PROMPT:
Among the records below, find each line bearing the word "title" and copy it.

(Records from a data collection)
□ □ □ □

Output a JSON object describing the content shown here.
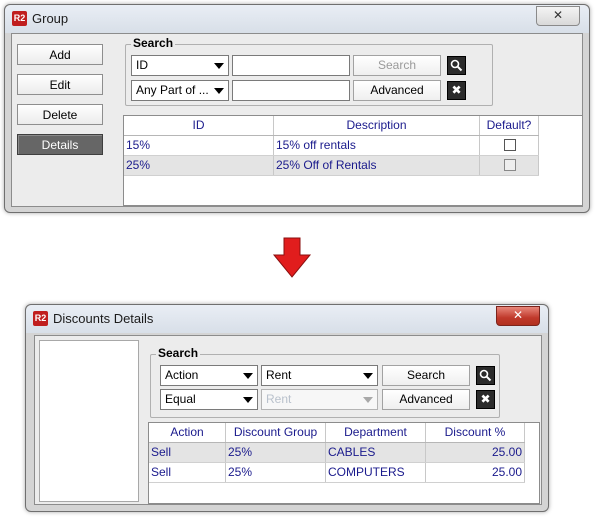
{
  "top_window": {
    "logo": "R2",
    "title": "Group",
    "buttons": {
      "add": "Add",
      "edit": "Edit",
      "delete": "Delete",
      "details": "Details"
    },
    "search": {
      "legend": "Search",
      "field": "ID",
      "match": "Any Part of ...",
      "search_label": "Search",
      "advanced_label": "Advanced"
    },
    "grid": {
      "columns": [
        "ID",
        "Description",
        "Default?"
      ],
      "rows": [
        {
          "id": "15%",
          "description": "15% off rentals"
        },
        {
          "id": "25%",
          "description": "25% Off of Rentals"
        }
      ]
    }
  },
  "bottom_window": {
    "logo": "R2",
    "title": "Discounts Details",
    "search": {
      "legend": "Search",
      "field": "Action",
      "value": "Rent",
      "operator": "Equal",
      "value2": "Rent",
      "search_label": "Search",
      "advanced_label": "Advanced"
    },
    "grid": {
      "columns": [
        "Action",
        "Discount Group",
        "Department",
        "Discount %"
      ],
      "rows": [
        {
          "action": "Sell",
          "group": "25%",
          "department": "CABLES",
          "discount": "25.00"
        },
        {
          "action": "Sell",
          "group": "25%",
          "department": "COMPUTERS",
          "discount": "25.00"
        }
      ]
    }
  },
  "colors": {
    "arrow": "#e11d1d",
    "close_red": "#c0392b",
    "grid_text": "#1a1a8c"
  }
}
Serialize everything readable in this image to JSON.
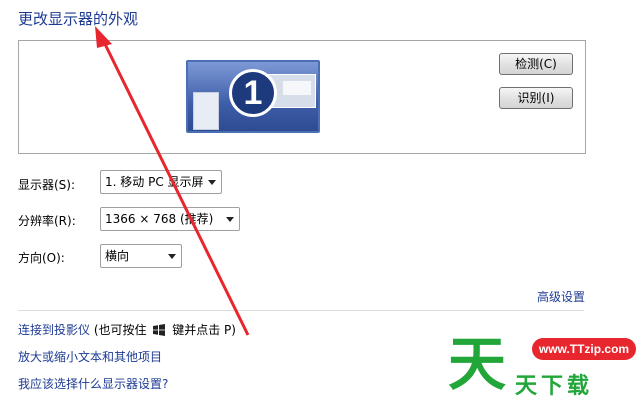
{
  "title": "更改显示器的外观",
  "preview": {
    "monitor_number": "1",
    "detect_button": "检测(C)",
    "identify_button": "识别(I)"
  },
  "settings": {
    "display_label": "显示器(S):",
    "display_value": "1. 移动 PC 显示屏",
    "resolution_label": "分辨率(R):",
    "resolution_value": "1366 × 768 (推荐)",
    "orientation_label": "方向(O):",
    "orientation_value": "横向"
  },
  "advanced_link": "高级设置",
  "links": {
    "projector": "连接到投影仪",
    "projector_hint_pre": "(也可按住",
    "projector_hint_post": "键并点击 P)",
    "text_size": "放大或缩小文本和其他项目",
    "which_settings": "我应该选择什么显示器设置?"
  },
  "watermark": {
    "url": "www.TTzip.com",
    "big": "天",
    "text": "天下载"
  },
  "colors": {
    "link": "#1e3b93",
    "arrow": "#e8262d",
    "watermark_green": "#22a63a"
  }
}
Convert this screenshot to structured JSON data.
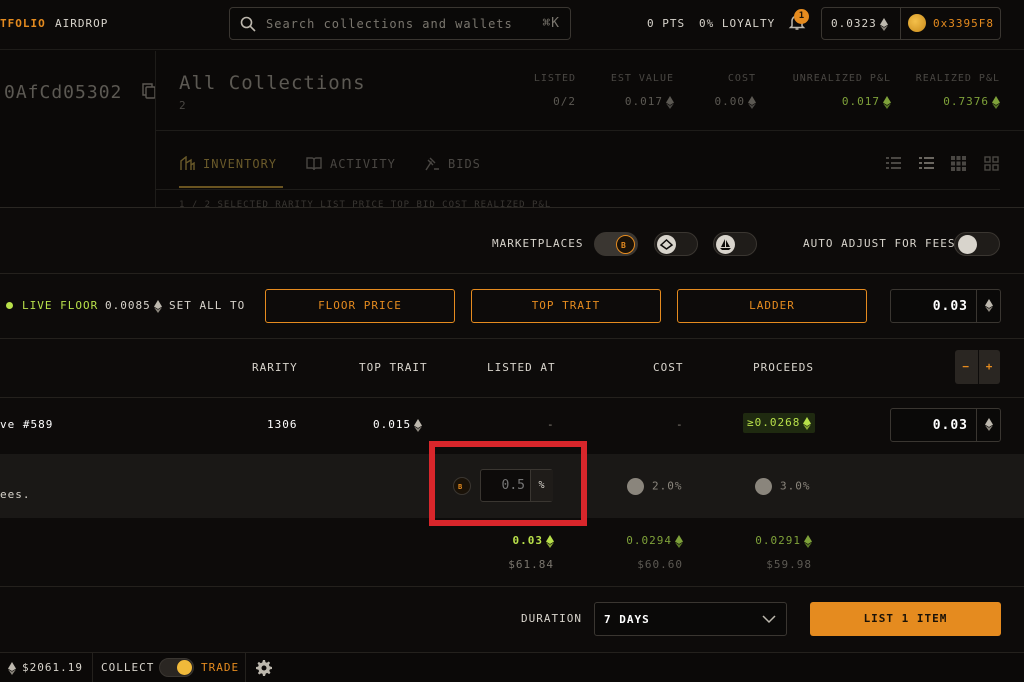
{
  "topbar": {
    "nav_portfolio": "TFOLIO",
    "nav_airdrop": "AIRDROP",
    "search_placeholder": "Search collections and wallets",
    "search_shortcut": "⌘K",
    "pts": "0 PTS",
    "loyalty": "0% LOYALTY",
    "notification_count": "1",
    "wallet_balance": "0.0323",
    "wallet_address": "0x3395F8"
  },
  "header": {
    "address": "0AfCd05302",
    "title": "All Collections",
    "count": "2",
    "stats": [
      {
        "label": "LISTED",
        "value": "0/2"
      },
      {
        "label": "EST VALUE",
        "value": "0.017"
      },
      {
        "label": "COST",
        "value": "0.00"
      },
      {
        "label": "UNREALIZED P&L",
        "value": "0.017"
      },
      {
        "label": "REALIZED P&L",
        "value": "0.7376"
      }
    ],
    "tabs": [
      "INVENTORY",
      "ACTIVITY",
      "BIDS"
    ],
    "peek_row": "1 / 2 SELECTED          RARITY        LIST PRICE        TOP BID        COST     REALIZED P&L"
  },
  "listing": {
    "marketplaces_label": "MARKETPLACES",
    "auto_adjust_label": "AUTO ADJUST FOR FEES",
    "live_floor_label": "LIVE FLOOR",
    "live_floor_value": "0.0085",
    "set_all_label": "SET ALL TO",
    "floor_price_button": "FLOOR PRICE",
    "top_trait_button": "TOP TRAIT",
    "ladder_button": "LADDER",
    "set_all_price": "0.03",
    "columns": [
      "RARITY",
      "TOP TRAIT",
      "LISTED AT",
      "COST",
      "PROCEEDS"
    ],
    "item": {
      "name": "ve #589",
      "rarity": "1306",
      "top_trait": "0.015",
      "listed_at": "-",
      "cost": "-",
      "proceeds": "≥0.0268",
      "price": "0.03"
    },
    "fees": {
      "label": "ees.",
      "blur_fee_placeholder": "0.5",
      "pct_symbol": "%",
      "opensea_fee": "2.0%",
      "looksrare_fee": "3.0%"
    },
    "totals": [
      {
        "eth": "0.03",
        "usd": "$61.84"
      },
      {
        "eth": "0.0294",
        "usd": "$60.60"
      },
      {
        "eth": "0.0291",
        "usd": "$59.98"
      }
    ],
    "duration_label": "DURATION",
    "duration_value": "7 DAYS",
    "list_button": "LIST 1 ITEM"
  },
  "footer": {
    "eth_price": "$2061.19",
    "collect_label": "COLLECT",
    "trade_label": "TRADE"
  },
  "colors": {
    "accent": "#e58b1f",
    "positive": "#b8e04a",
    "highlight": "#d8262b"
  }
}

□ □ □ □

EXERCISE RESULT:
    "title": "Group",
    "title": "Discounts Details",
  "title": "更改显示器的外观",
    "title": "All Collections",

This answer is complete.